The curve hypotheses an inverse U-shaped relationship in which countries who are in the early stages of economic development tend to see increasing levels of economic inequality up to some maximum, beyond which further advances in development tend to reduce economic inequality. It seems entirely reasonable to believe that Canada is on the downward sloping part of the Kuznets Curve where further gains in average living standards tend to benefit the most disadvantaged in society.

The key point here is that even if one is motivated by normative commitments to reducing inequality in our society, the answer isn’t to neglect the imperative of intensive growth. A policy agenda that sought to boost business investment and innovation in the name of increasing overall wealth wouldn’t necessarily involve a major equity trade-off. Higher GDP per capita growth is ultimately key to boosting living standards for all Canadian households.

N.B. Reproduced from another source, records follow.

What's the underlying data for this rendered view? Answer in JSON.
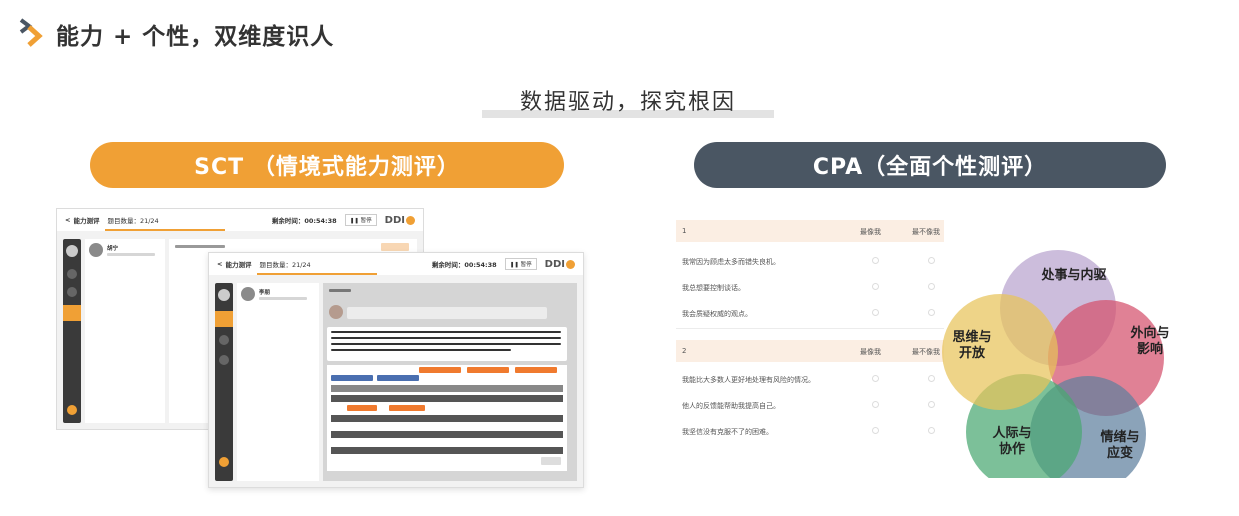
{
  "header": {
    "title": "能力 + 个性，双维度识人",
    "subtitle": "数据驱动，探究根因"
  },
  "sct": {
    "label": "SCT （情境式能力测评）",
    "app_title": "能力测评",
    "back_glyph": "<",
    "question_counter": "题目数量：21/24",
    "timer": "剩余时间：00:54:38",
    "pause_label": "暂停",
    "logo": "DDI",
    "contact_name": "李朋",
    "contact_name_back": "胡宁"
  },
  "cpa": {
    "label": "CPA（全面个性测评）",
    "groups": [
      {
        "number": "1",
        "col_a": "最像我",
        "col_b": "最不像我",
        "items": [
          "我常因为顾虑太多而错失良机。",
          "我总想要控制谈话。",
          "我会质疑权威的观点。"
        ]
      },
      {
        "number": "2",
        "col_a": "最像我",
        "col_b": "最不像我",
        "items": [
          "我能比大多数人更好地处理有风险的情况。",
          "他人的反馈能帮助我提高自己。",
          "我坚信没有克服不了的困难。"
        ]
      }
    ],
    "venn": {
      "circles": [
        {
          "label": "处事与内驱",
          "color": "#b9a3cf"
        },
        {
          "label": "外向与影响",
          "color": "#d4506c"
        },
        {
          "label": "情绪与应变",
          "color": "#5e7f9e"
        },
        {
          "label": "人际与协作",
          "color": "#4aa872"
        },
        {
          "label": "思维与开放",
          "color": "#e8c35a"
        }
      ]
    }
  },
  "colors": {
    "accent_orange": "#f0a035",
    "dark_slate": "#4a5663"
  }
}
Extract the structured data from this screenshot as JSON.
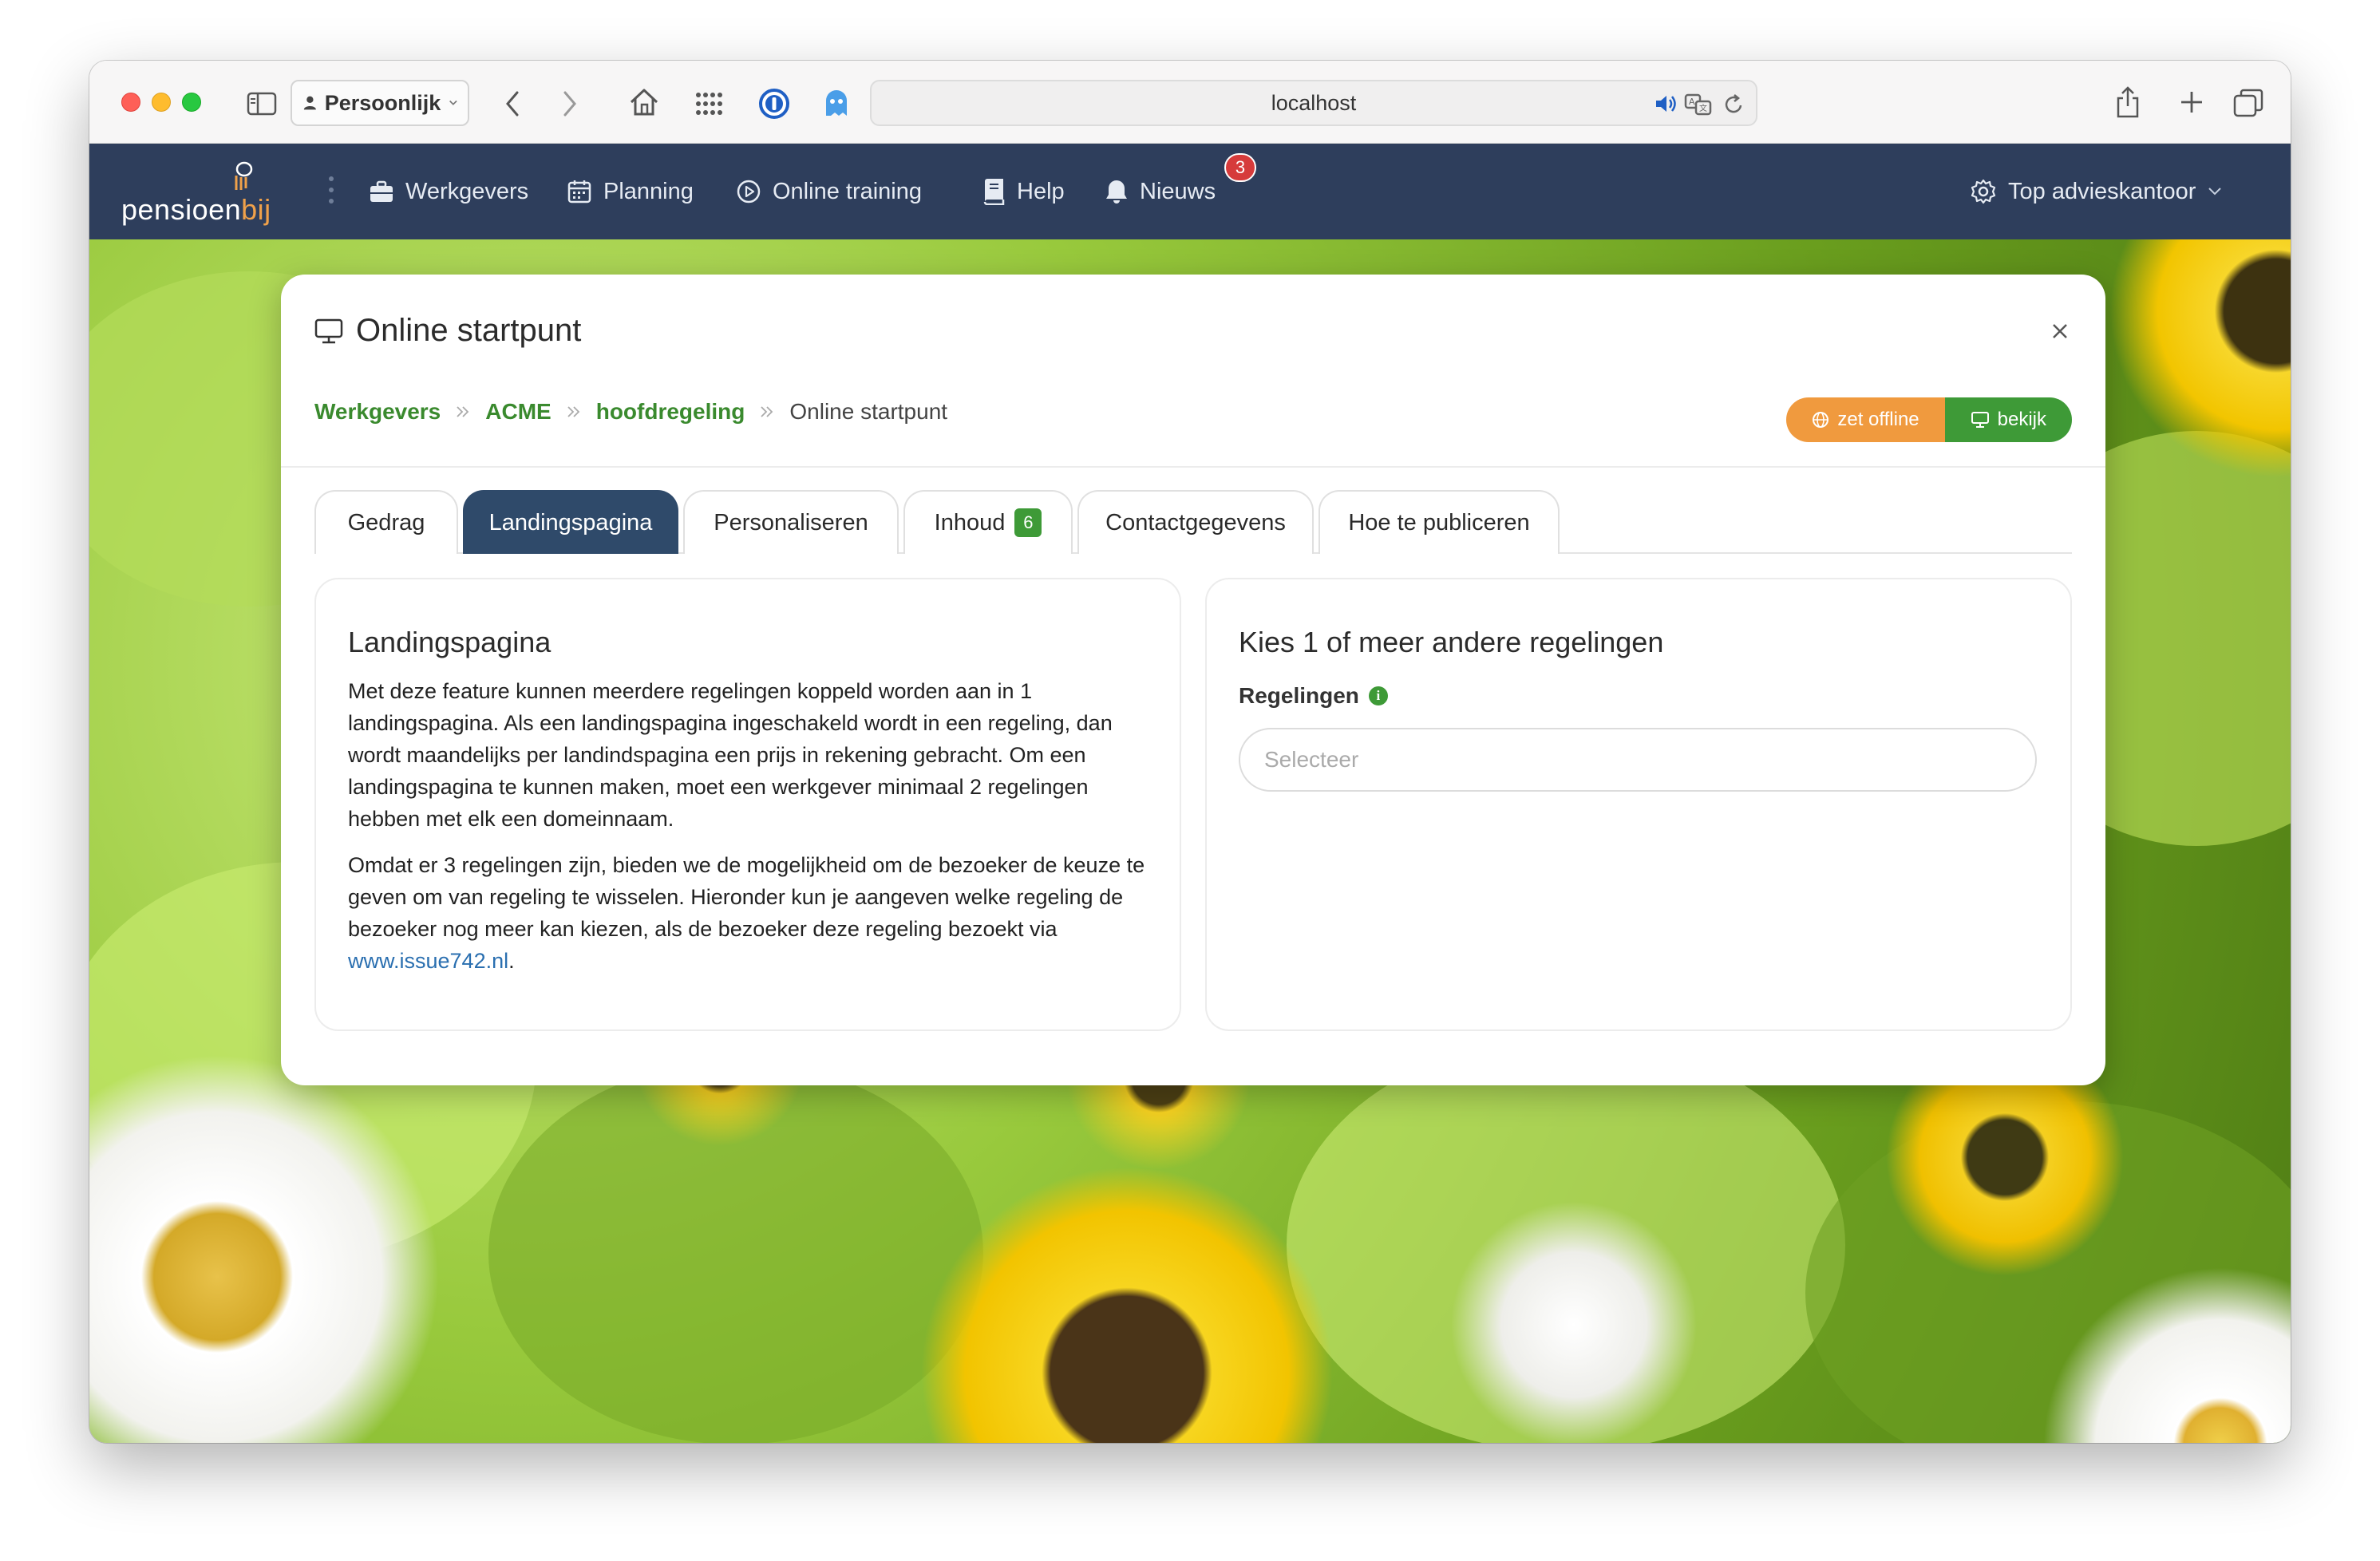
{
  "browser": {
    "profile_label": "Persoonlijk",
    "url": "localhost"
  },
  "nav": {
    "logo": {
      "text_main": "pensioen",
      "text_accent": "bij"
    },
    "items": [
      {
        "label": "Werkgevers",
        "icon": "briefcase-icon"
      },
      {
        "label": "Planning",
        "icon": "calendar-icon"
      },
      {
        "label": "Online training",
        "icon": "play-circle-icon"
      },
      {
        "label": "Help",
        "icon": "book-icon"
      },
      {
        "label": "Nieuws",
        "icon": "bell-icon",
        "badge": "3"
      }
    ],
    "account_label": "Top advieskantoor"
  },
  "modal": {
    "title": "Online startpunt",
    "breadcrumb": [
      "Werkgevers",
      "ACME",
      "hoofdregeling",
      "Online startpunt"
    ],
    "buttons": {
      "offline": "zet offline",
      "view": "bekijk"
    },
    "tabs": [
      {
        "label": "Gedrag"
      },
      {
        "label": "Landingspagina",
        "active": true
      },
      {
        "label": "Personaliseren"
      },
      {
        "label": "Inhoud",
        "count": "6"
      },
      {
        "label": "Contactgegevens"
      },
      {
        "label": "Hoe te publiceren"
      }
    ],
    "left_panel": {
      "heading": "Landingspagina",
      "paragraph1": "Met deze feature kunnen meerdere regelingen koppeld worden aan in 1 landingspagina. Als een landingspagina ingeschakeld wordt in een regeling, dan wordt maandelijks per landindspagina een prijs in rekening gebracht. Om een landingspagina te kunnen maken, moet een werkgever minimaal 2 regelingen hebben met elk een domeinnaam.",
      "paragraph2": "Omdat er 3 regelingen zijn, bieden we de mogelijkheid om de bezoeker de keuze te geven om van regeling te wisselen. Hieronder kun je aangeven welke regeling de bezoeker nog meer kan kiezen, als de bezoeker deze regeling bezoekt via",
      "link": "www.issue742.nl",
      "after_link": "."
    },
    "right_panel": {
      "heading": "Kies 1 of meer andere regelingen",
      "field_label": "Regelingen",
      "select_placeholder": "Selecteer"
    }
  },
  "colors": {
    "nav_bg": "#2e3e5c",
    "accent_green": "#3e9a37",
    "accent_orange": "#f09a3e",
    "active_tab": "#2f4a6a",
    "badge_red": "#d63b3b"
  }
}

The bigger point though is that the Trudeau government’s experiment with an extensive growth agenda rooted in high immigration and high public spending has manifestly failed to produce positive results. It may have staved off a technical recession, but it has contributed to deep recessionary conditions for Canadian living standards that are having far-reaching socio-political consequences including heightened pessimism about the future among ordinary citizens.

This growing realization has led to renewed debate about Canadian immigration policy. That’s a healthy development. We need to restore a more responsible policy that sets reasonable targets and reprioritizes high-skilled immigrants. Pierre Poilievre deserves political credit for taking a big step in this direction.

But that’s a necessary yet insufficient response to what ails Canada’s economic life. What we ultimately need is to replace the Trudeau government’s empty-calories economic agenda with a healthier mix of pro-growth policies to boost investment, productivity, and living standards.